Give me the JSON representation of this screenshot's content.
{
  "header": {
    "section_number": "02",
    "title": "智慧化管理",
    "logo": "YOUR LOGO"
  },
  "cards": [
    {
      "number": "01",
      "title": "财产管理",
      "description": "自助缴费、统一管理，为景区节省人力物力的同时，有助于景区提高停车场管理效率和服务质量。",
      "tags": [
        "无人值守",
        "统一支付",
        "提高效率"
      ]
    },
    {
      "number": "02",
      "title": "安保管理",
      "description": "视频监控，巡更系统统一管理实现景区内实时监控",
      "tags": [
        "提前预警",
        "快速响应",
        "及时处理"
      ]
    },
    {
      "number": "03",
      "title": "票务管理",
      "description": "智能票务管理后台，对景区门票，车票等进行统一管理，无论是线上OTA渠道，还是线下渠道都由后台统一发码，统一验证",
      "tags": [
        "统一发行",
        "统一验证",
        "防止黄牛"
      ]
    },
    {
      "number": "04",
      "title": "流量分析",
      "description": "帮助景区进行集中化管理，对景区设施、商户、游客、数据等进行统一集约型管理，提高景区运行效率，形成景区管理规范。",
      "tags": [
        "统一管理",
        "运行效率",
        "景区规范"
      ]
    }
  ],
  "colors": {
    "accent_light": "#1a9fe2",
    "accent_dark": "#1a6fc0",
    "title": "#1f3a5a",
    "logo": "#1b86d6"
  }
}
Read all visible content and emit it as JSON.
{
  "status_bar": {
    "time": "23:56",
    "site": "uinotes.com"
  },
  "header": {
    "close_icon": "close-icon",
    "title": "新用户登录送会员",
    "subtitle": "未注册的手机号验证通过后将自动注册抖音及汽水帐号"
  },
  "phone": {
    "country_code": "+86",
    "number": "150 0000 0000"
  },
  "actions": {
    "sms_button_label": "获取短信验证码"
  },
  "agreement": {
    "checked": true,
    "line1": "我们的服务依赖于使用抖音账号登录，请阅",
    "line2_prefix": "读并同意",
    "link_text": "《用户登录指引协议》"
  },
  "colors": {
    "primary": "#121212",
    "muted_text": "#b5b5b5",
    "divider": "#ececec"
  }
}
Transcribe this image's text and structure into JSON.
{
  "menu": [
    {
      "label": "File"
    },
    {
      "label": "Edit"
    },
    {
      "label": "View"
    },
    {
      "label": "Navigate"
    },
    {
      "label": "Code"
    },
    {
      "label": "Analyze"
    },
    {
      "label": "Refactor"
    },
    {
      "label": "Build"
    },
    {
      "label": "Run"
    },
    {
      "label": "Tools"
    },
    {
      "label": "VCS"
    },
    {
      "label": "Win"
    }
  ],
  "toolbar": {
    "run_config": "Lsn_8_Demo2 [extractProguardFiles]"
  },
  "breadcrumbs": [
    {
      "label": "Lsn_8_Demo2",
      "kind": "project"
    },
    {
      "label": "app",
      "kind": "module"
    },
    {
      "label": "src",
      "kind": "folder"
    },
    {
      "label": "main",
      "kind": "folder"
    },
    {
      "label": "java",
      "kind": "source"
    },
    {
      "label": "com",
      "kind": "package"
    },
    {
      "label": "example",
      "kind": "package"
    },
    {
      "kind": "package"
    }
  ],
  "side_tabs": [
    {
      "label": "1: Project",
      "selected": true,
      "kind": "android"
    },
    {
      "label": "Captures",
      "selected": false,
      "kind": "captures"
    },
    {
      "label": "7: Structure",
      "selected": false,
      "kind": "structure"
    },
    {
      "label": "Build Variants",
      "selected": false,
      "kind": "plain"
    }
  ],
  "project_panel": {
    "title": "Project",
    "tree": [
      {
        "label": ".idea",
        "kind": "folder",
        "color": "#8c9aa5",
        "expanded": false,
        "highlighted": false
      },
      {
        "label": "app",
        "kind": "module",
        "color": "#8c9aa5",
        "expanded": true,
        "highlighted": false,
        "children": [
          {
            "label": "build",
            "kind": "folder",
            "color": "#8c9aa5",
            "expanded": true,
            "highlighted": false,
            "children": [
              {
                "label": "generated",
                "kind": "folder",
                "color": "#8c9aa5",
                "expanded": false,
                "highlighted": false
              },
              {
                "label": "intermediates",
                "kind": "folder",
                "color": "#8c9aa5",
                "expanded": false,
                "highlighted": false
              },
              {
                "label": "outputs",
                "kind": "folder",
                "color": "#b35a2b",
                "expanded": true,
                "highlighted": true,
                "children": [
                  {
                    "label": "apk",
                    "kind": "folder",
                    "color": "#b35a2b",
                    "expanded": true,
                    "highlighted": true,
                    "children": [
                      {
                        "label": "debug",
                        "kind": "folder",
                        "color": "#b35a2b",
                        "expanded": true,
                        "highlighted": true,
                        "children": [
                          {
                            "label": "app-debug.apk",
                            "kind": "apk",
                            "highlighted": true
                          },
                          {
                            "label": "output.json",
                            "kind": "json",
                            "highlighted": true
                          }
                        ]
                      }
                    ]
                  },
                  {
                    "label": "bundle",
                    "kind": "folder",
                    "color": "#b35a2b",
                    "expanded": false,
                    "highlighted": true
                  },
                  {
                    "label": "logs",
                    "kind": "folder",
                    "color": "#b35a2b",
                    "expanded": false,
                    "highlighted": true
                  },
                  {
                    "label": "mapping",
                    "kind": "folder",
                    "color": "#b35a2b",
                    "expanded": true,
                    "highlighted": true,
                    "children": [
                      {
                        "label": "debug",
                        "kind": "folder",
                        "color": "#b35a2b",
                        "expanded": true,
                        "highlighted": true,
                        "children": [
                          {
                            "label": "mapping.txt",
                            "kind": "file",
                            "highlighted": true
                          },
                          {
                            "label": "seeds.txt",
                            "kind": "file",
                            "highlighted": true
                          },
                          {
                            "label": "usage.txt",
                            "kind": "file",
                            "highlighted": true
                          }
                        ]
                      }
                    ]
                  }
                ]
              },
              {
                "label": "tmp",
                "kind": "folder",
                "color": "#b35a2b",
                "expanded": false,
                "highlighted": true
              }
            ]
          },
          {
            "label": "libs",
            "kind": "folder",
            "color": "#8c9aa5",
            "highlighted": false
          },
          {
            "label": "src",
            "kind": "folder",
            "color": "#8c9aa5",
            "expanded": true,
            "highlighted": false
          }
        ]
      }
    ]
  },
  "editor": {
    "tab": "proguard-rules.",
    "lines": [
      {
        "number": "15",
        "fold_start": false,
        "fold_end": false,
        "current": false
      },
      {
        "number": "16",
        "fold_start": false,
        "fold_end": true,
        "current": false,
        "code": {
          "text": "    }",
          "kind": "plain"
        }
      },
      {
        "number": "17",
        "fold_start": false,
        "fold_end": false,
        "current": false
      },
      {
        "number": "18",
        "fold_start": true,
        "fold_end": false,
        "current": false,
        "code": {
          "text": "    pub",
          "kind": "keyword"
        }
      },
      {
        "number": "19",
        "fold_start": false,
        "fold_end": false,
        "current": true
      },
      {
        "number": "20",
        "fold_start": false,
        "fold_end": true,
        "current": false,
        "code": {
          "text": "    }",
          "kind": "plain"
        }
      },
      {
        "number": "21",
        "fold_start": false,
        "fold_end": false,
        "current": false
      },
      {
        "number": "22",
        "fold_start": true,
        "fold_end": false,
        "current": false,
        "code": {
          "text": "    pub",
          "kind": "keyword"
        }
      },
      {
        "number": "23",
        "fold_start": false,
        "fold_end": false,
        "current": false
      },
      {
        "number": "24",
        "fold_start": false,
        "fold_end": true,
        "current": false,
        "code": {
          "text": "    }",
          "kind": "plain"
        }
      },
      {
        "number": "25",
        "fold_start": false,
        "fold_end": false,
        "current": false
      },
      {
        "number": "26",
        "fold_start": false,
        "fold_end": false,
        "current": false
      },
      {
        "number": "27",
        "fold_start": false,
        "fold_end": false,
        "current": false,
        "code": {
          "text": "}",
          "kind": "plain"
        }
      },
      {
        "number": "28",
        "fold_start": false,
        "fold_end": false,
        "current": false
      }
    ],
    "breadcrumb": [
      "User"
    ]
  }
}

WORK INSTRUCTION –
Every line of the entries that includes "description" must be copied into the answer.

FINISHED TASK –
      "description": "自助缴费、统一管理，为景区节省人力物力的同时，有助于景区提高停车场管理效率和服务质量。",
      "description": "视频监控，巡更系统统一管理实现景区内实时监控",
      "description": "智能票务管理后台，对景区门票，车票等进行统一管理，无论是线上OTA渠道，还是线下渠道都由后台统一发码，统一验证",
      "description": "帮助景区进行集中化管理，对景区设施、商户、游客、数据等进行统一集约型管理，提高景区运行效率，形成景区管理规范。",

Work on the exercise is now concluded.